Data to use section start

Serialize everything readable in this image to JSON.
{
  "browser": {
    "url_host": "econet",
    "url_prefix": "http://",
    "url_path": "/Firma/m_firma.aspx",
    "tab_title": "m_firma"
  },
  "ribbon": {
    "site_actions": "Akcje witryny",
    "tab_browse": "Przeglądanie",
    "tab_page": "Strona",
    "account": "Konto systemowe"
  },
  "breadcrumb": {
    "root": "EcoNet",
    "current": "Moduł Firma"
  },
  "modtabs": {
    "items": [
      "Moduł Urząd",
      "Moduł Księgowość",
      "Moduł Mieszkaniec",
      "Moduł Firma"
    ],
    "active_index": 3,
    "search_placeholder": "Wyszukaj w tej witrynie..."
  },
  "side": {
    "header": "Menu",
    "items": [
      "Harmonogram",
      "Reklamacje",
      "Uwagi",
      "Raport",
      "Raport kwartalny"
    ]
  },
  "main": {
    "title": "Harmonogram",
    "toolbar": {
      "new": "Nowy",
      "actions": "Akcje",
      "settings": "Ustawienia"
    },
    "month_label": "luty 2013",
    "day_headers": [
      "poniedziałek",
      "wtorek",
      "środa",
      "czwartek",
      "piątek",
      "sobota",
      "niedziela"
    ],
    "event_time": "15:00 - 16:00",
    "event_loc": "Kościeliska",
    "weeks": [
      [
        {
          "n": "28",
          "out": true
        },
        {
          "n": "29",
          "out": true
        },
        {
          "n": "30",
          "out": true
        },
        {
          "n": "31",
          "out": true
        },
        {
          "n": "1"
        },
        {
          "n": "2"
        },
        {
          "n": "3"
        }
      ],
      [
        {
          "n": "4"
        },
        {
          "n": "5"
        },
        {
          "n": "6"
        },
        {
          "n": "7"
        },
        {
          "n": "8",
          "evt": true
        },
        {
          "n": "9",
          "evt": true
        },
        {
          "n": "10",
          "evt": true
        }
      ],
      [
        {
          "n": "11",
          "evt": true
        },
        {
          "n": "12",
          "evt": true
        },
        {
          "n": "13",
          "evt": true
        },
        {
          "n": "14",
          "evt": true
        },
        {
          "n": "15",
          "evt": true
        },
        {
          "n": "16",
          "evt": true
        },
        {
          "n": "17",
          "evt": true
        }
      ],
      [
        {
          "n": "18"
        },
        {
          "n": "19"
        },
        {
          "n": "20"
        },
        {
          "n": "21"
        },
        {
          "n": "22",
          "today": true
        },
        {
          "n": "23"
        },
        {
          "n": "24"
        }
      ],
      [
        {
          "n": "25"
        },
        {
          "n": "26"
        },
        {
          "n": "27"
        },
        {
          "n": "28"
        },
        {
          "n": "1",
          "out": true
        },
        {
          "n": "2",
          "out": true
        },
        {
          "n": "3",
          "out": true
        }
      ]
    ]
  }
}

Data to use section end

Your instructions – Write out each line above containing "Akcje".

Exercise answer –
    "site_actions": "Akcje witryny",
      "actions": "Akcje",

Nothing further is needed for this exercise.